Published online by Cambridge University Press: 05 June 2012
The nineteenth century brought great changes to the states in the Nigerian region. Although social formations within the various geographical regions remained diverse, several relatively large, centralized states came to dominate geopolitical and economic dynamics during this time period. In the northern savanna zones, the Islamic jihad of Usman dan Fodio led to the establishment of the Sokoto Caliphate, an expansive state that brought under one government all the Hausa states, as well as some former provinces of Borno and lands that had once been under the control of Oyo and the Jukun states, in the south and southeast respectively. Although dan Fodio and his successors were never able to implement the ideal Islamic state that they sought to build, they had nevertheless reconfigured the political and cultural landscape of the northern savanna towards a primary identification with Islam by the time British colonial forces sacked Sokoto in 1903.

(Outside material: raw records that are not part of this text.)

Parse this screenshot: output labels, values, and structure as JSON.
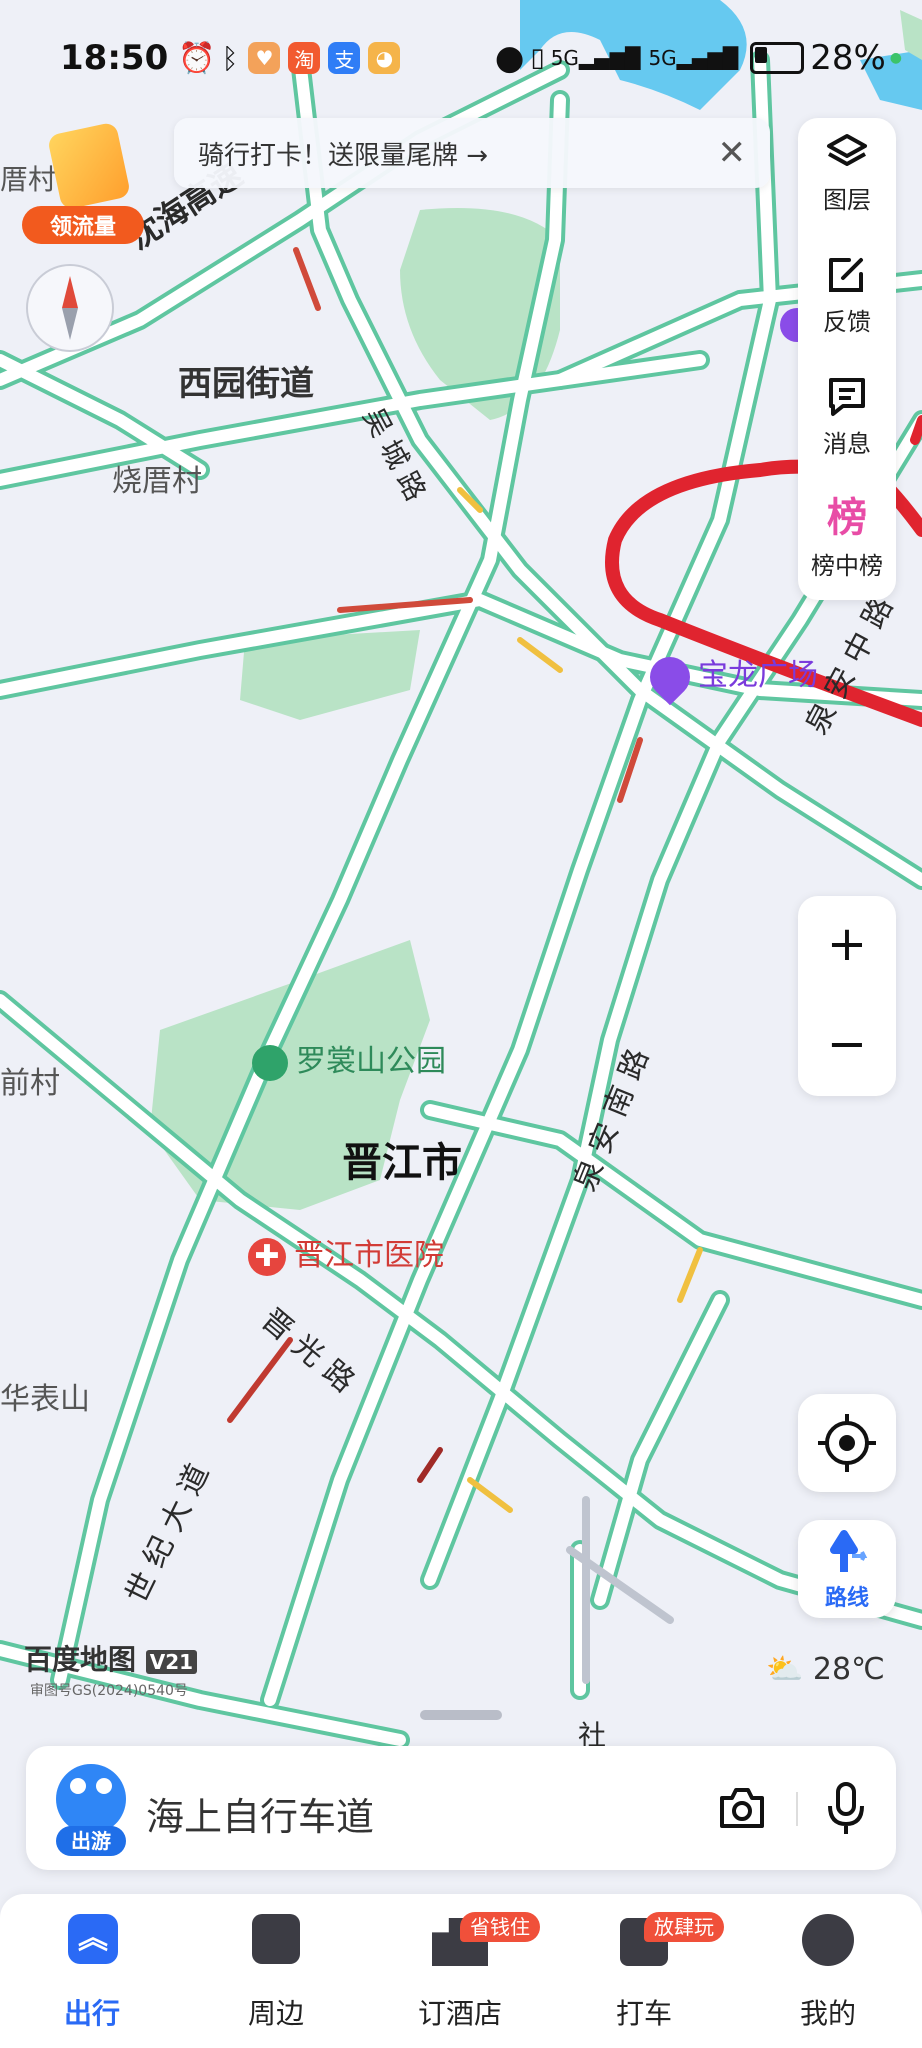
{
  "status_bar": {
    "time": "18:50",
    "battery": "28%"
  },
  "promo_banner": {
    "text": "骑行打卡！送限量尾牌 →"
  },
  "gift": {
    "label": "领流量"
  },
  "map": {
    "place_labels": {
      "xiyuan": "西园街道",
      "shaocuo": "烧厝村",
      "qiancun": "前村",
      "huabiaoshan": "华表山",
      "cuo_village": "厝村",
      "jinjiang": "晋江市",
      "luoshang_park": "罗裳山公园",
      "hospital": "晋江市医院",
      "baolong": "宝龙广场",
      "guang": "广"
    },
    "road_labels": {
      "shenhai": "沈海高速",
      "wucheng": "吴城路",
      "quanan_zhong": "泉安中路",
      "quanan_nan": "泉安南路",
      "jinguang": "晋光路",
      "shiji": "世纪大道",
      "she": "社"
    },
    "brand": {
      "name": "百度地图",
      "version": "V21",
      "license": "审图号GS(2024)0540号"
    },
    "weather": {
      "temp": "28℃"
    }
  },
  "side_tools": {
    "layers": "图层",
    "feedback": "反馈",
    "messages": "消息",
    "ranking_icon": "榜",
    "ranking": "榜中榜"
  },
  "zoom": {
    "in": "+",
    "out": "−"
  },
  "route_button": {
    "label": "路线"
  },
  "search": {
    "placeholder": "海上自行车道",
    "avatar_tag": "出游"
  },
  "tabs": [
    {
      "label": "出行",
      "active": true
    },
    {
      "label": "周边"
    },
    {
      "label": "订酒店",
      "badge": "省钱住"
    },
    {
      "label": "打车",
      "badge": "放肆玩"
    },
    {
      "label": "我的"
    }
  ],
  "colors": {
    "road": "#5fc6a0",
    "water": "#66c9f0",
    "park": "#b9e3c6",
    "accent": "#2a6af5",
    "annotation": "#e0242f"
  }
}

In the southern region of the greater Nigerian area, political and economic transformations occurred as well. In the southwest, the empire of Oyo fell in the early nineteenth century, ushering in an age of intraregional warfare as new Yoruba states fought for dominance over the areas that had previously been stabilized by the rule of the alafin. Simultaneously, the British abolition of the slave trade in 1807 led to an overt attempt to redirect trade away from human cargo and towards items of “legitimate” commerce.